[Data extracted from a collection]

*-*-*

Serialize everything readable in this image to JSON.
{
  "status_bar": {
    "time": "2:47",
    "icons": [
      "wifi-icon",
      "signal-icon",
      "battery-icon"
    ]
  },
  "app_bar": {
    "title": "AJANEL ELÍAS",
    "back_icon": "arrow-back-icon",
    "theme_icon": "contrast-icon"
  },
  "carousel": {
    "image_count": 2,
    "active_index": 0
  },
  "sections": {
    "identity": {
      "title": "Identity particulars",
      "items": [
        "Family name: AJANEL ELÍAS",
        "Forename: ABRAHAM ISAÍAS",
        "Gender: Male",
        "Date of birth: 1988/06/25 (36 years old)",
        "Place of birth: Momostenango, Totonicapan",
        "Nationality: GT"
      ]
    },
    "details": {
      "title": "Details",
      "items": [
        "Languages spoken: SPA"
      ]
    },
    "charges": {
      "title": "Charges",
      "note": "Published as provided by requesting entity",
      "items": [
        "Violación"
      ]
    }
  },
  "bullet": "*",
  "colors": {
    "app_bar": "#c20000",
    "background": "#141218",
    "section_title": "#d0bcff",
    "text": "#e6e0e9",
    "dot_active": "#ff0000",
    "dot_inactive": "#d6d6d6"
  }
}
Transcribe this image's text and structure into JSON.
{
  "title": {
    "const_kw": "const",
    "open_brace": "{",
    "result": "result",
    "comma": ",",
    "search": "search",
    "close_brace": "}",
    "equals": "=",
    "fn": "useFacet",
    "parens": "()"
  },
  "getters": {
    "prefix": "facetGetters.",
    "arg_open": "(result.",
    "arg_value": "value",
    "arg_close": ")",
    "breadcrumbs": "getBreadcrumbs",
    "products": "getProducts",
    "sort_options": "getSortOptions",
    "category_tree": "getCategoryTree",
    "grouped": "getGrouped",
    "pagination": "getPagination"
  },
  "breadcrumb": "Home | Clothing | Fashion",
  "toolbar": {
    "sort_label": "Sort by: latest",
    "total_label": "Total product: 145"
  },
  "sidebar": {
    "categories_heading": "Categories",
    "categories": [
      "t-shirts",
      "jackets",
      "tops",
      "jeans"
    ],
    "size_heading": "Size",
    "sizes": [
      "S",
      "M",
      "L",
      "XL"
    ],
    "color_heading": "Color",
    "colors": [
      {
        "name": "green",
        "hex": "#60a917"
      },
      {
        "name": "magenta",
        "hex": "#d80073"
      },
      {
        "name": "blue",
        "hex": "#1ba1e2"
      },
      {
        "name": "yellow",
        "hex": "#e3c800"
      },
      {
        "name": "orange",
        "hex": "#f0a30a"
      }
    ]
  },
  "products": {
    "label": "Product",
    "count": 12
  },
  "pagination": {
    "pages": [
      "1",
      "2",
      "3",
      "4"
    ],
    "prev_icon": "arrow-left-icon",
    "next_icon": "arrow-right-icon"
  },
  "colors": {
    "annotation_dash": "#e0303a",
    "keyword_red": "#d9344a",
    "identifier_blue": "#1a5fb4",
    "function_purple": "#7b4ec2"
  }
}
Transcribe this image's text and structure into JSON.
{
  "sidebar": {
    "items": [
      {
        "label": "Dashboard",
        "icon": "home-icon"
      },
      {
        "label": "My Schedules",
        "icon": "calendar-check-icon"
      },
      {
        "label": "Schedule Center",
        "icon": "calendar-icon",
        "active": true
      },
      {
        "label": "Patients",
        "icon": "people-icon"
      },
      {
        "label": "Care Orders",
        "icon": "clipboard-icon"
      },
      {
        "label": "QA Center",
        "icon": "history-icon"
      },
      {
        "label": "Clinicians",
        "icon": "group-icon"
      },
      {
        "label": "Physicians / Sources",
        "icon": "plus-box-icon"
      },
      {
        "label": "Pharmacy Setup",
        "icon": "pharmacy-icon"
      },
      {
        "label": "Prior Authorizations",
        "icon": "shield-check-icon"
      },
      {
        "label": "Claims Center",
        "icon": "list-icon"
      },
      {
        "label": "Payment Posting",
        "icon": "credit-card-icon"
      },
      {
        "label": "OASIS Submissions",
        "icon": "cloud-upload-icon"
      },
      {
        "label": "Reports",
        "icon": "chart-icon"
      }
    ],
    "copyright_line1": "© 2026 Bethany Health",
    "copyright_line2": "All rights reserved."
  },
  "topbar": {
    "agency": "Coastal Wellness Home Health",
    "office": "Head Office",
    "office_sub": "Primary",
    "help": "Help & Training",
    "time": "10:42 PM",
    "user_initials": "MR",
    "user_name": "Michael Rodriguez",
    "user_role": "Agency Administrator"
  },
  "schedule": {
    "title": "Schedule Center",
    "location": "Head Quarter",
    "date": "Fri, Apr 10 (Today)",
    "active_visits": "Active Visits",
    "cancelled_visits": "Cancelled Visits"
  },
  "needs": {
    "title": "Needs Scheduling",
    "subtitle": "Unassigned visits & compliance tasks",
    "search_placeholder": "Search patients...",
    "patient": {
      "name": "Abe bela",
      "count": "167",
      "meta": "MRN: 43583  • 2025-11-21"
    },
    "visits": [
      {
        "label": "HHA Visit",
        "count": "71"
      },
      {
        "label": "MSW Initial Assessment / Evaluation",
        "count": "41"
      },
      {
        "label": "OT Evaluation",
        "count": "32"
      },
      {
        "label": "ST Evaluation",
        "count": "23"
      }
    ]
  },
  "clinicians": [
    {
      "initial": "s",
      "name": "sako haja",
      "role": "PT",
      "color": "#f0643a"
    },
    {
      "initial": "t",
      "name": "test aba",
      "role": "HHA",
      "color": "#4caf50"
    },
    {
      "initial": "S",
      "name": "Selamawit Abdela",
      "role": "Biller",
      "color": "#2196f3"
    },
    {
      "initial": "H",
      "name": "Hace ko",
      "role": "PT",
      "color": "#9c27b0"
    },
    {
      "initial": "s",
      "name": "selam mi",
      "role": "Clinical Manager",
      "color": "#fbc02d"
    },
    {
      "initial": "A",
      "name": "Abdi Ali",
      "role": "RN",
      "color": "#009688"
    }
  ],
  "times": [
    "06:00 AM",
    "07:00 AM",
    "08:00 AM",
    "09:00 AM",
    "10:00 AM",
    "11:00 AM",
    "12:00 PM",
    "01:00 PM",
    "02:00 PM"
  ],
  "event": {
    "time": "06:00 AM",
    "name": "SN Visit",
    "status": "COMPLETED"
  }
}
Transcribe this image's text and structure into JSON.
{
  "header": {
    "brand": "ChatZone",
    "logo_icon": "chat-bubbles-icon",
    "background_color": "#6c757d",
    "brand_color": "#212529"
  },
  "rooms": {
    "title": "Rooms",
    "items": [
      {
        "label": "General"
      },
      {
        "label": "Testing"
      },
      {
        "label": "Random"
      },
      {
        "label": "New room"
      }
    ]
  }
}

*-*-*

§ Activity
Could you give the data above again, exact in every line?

§ Result for this exercise
Serialize everything readable in this image to JSON.
{
  "status_bar": {
    "time": "2:47",
    "icons": [
      "wifi-icon",
      "signal-icon",
      "battery-icon"
    ]
  },
  "app_bar": {
    "title": "AJANEL ELÍAS",
    "back_icon": "arrow-back-icon",
    "theme_icon": "contrast-icon"
  },
  "carousel": {
    "image_count": 2,
    "active_index": 0
  },
  "sections": {
    "identity": {
      "title": "Identity particulars",
      "items": [
        "Family name: AJANEL ELÍAS",
        "Forename: ABRAHAM ISAÍAS",
        "Gender: Male",
        "Date of birth: 1988/06/25 (36 years old)",
        "Place of birth: Momostenango, Totonicapan",
        "Nationality: GT"
      ]
    },
    "details": {
      "title": "Details",
      "items": [
        "Languages spoken: SPA"
      ]
    },
    "charges": {
      "title": "Charges",
      "note": "Published as provided by requesting entity",
      "items": [
        "Violación"
      ]
    }
  },
  "bullet": "*",
  "colors": {
    "app_bar": "#c20000",
    "background": "#141218",
    "section_title": "#d0bcff",
    "text": "#e6e0e9",
    "dot_active": "#ff0000",
    "dot_inactive": "#d6d6d6"
  }
}
Transcribe this image's text and structure into JSON.
{
  "title": {
    "const_kw": "const",
    "open_brace": "{",
    "result": "result",
    "comma": ",",
    "search": "search",
    "close_brace": "}",
    "equals": "=",
    "fn": "useFacet",
    "parens": "()"
  },
  "getters": {
    "prefix": "facetGetters.",
    "arg_open": "(result.",
    "arg_value": "value",
    "arg_close": ")",
    "breadcrumbs": "getBreadcrumbs",
    "products": "getProducts",
    "sort_options": "getSortOptions",
    "category_tree": "getCategoryTree",
    "grouped": "getGrouped",
    "pagination": "getPagination"
  },
  "breadcrumb": "Home | Clothing | Fashion",
  "toolbar": {
    "sort_label": "Sort by: latest",
    "total_label": "Total product: 145"
  },
  "sidebar": {
    "categories_heading": "Categories",
    "categories": [
      "t-shirts",
      "jackets",
      "tops",
      "jeans"
    ],
    "size_heading": "Size",
    "sizes": [
      "S",
      "M",
      "L",
      "XL"
    ],
    "color_heading": "Color",
    "colors": [
      {
        "name": "green",
        "hex": "#60a917"
      },
      {
        "name": "magenta",
        "hex": "#d80073"
      },
      {
        "name": "blue",
        "hex": "#1ba1e2"
      },
      {
        "name": "yellow",
        "hex": "#e3c800"
      },
      {
        "name": "orange",
        "hex": "#f0a30a"
      }
    ]
  },
  "products": {
    "label": "Product",
    "count": 12
  },
  "pagination": {
    "pages": [
      "1",
      "2",
      "3",
      "4"
    ],
    "prev_icon": "arrow-left-icon",
    "next_icon": "arrow-right-icon"
  },
  "colors": {
    "annotation_dash": "#e0303a",
    "keyword_red": "#d9344a",
    "identifier_blue": "#1a5fb4",
    "function_purple": "#7b4ec2"
  }
}
Transcribe this image's text and structure into JSON.
{
  "sidebar": {
    "items": [
      {
        "label": "Dashboard",
        "icon": "home-icon"
      },
      {
        "label": "My Schedules",
        "icon": "calendar-check-icon"
      },
      {
        "label": "Schedule Center",
        "icon": "calendar-icon",
        "active": true
      },
      {
        "label": "Patients",
        "icon": "people-icon"
      },
      {
        "label": "Care Orders",
        "icon": "clipboard-icon"
      },
      {
        "label": "QA Center",
        "icon": "history-icon"
      },
      {
        "label": "Clinicians",
        "icon": "group-icon"
      },
      {
        "label": "Physicians / Sources",
        "icon": "plus-box-icon"
      },
      {
        "label": "Pharmacy Setup",
        "icon": "pharmacy-icon"
      },
      {
        "label": "Prior Authorizations",
        "icon": "shield-check-icon"
      },
      {
        "label": "Claims Center",
        "icon": "list-icon"
      },
      {
        "label": "Payment Posting",
        "icon": "credit-card-icon"
      },
      {
        "label": "OASIS Submissions",
        "icon": "cloud-upload-icon"
      },
      {
        "label": "Reports",
        "icon": "chart-icon"
      }
    ],
    "copyright_line1": "© 2026 Bethany Health",
    "copyright_line2": "All rights reserved."
  },
  "topbar": {
    "agency": "Coastal Wellness Home Health",
    "office": "Head Office",
    "office_sub": "Primary",
    "help": "Help & Training",
    "time": "10:42 PM",
    "user_initials": "MR",
    "user_name": "Michael Rodriguez",
    "user_role": "Agency Administrator"
  },
  "schedule": {
    "title": "Schedule Center",
    "location": "Head Quarter",
    "date": "Fri, Apr 10 (Today)",
    "active_visits": "Active Visits",
    "cancelled_visits": "Cancelled Visits"
  },
  "needs": {
    "title": "Needs Scheduling",
    "subtitle": "Unassigned visits & compliance tasks",
    "search_placeholder": "Search patients...",
    "patient": {
      "name": "Abe bela",
      "count": "167",
      "meta": "MRN: 43583  • 2025-11-21"
    },
    "visits": [
      {
        "label": "HHA Visit",
        "count": "71"
      },
      {
        "label": "MSW Initial Assessment / Evaluation",
        "count": "41"
      },
      {
        "label": "OT Evaluation",
        "count": "32"
      },
      {
        "label": "ST Evaluation",
        "count": "23"
      }
    ]
  },
  "clinicians": [
    {
      "initial": "s",
      "name": "sako haja",
      "role": "PT",
      "color": "#f0643a"
    },
    {
      "initial": "t",
      "name": "test aba",
      "role": "HHA",
      "color": "#4caf50"
    },
    {
      "initial": "S",
      "name": "Selamawit Abdela",
      "role": "Biller",
      "color": "#2196f3"
    },
    {
      "initial": "H",
      "name": "Hace ko",
      "role": "PT",
      "color": "#9c27b0"
    },
    {
      "initial": "s",
      "name": "selam mi",
      "role": "Clinical Manager",
      "color": "#fbc02d"
    },
    {
      "initial": "A",
      "name": "Abdi Ali",
      "role": "RN",
      "color": "#009688"
    }
  ],
  "times": [
    "06:00 AM",
    "07:00 AM",
    "08:00 AM",
    "09:00 AM",
    "10:00 AM",
    "11:00 AM",
    "12:00 PM",
    "01:00 PM",
    "02:00 PM"
  ],
  "event": {
    "time": "06:00 AM",
    "name": "SN Visit",
    "status": "COMPLETED"
  }
}
Transcribe this image's text and structure into JSON.
{
  "header": {
    "brand": "ChatZone",
    "logo_icon": "chat-bubbles-icon",
    "background_color": "#6c757d",
    "brand_color": "#212529"
  },
  "rooms": {
    "title": "Rooms",
    "items": [
      {
        "label": "General"
      },
      {
        "label": "Testing"
      },
      {
        "label": "Random"
      },
      {
        "label": "New room"
      }
    ]
  }
}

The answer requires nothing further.